This is a College- and Career-Ready Standards showcase lesson plan.
Primary Learning Objective(s):
Students will be able to:
Student Essential Question: How do I decide what ‘ten’ or ‘hundred’ number is the closest for rounding and estimation?
Additional Learning Objective(s):
31 to 60 Minutes
Materials and Resources:
Each student should have:
Each pair of students should have:
Technology Resources Needed:
Use included Exit Slip. Students should try to complete without hundreds chart, but may use if cannot complete without it. Questions 1-4 are two-digit numbers that are direct use of the activity. Number 5 is an extension item which will determine if students can transfer understanding of two-digit rounding in a three-digit number. Number 6 is a higher-order, critical thinking question. The last problem is to see if students can apply rounding in a contextual problem with addition.
If students can already round with two-digit numbers or without a hundreds chart, they can still play the game. Either they can complete the record sheet without using the hundreds chart or have them roll three times to make a three-digit number and round to nearest ten.
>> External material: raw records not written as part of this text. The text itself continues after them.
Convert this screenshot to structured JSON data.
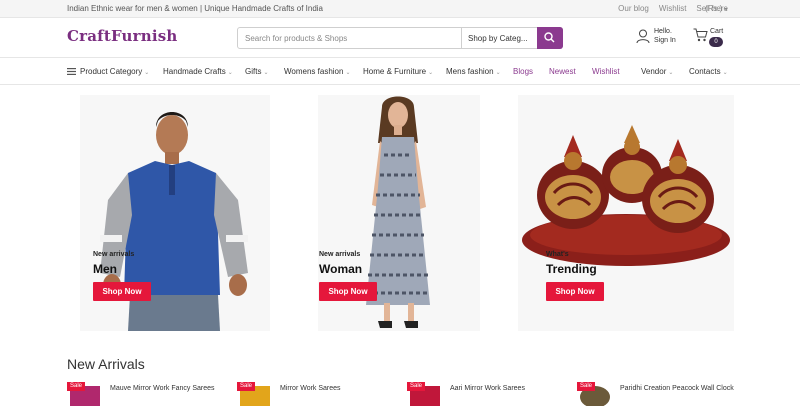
{
  "topbar": {
    "tagline": "Indian Ethnic wear for men & women | Unique Handmade Crafts of India",
    "links": [
      "Our blog",
      "Wishlist",
      "Sell here"
    ],
    "currency": "(Rs.)"
  },
  "header": {
    "logo": "CraftFurnish",
    "search_placeholder": "Search for products & Shops",
    "category_select": "Shop by Categ...",
    "user_hello": "Hello.",
    "user_signin": "Sign In",
    "cart_label": "Cart",
    "cart_count": "0"
  },
  "nav": {
    "items": [
      {
        "label": "Product Category"
      },
      {
        "label": "Handmade Crafts"
      },
      {
        "label": "Gifts"
      },
      {
        "label": "Womens fashion"
      },
      {
        "label": "Home & Furniture"
      },
      {
        "label": "Mens fashion"
      },
      {
        "label": "Blogs"
      },
      {
        "label": "Newest"
      },
      {
        "label": "Wishlist"
      },
      {
        "label": "Vendor"
      },
      {
        "label": "Contacts"
      }
    ]
  },
  "hero": [
    {
      "small": "New arrivals",
      "big": "Men",
      "button": "Shop Now"
    },
    {
      "small": "New arrivals",
      "big": "Woman",
      "button": "Shop Now"
    },
    {
      "small": "What's",
      "big": "Trending",
      "button": "Shop Now"
    }
  ],
  "new_arrivals": {
    "title": "New Arrivals",
    "sale_label": "Sale",
    "products": [
      {
        "name": "Mauve Mirror Work Fancy Sarees",
        "thumb_color": "#b0286d"
      },
      {
        "name": "Mirror Work Sarees",
        "thumb_color": "#e2a51b"
      },
      {
        "name": "Aari Mirror Work Sarees",
        "thumb_color": "#c0173a"
      },
      {
        "name": "Paridhi Creation Peacock Wall Clock",
        "thumb_color": "#6b5a3a"
      }
    ]
  },
  "colors": {
    "brand": "#7a2e80",
    "accent": "#8b3a8f",
    "button_red": "#e5173b"
  }
}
In both situations, they should continue to write the two nice numbers the rolled numbers fall between.
Explore the hundreds chart.
Practice rolling die to make numbers.
Use a record sheet that does not require 10 rounds.
Each area below is a direct link to general teaching strategies/classroom
for students with identified learning and/or behavior problems such as: reading
or math performance below grade level; test or classroom assignments/quizzes at
a failing level; failure to complete assignments independently; difficulty with
short-term memory, abstract concepts, staying on task, or following directions;
poor peer interaction or temper tantrums, and other learning or behavior problems.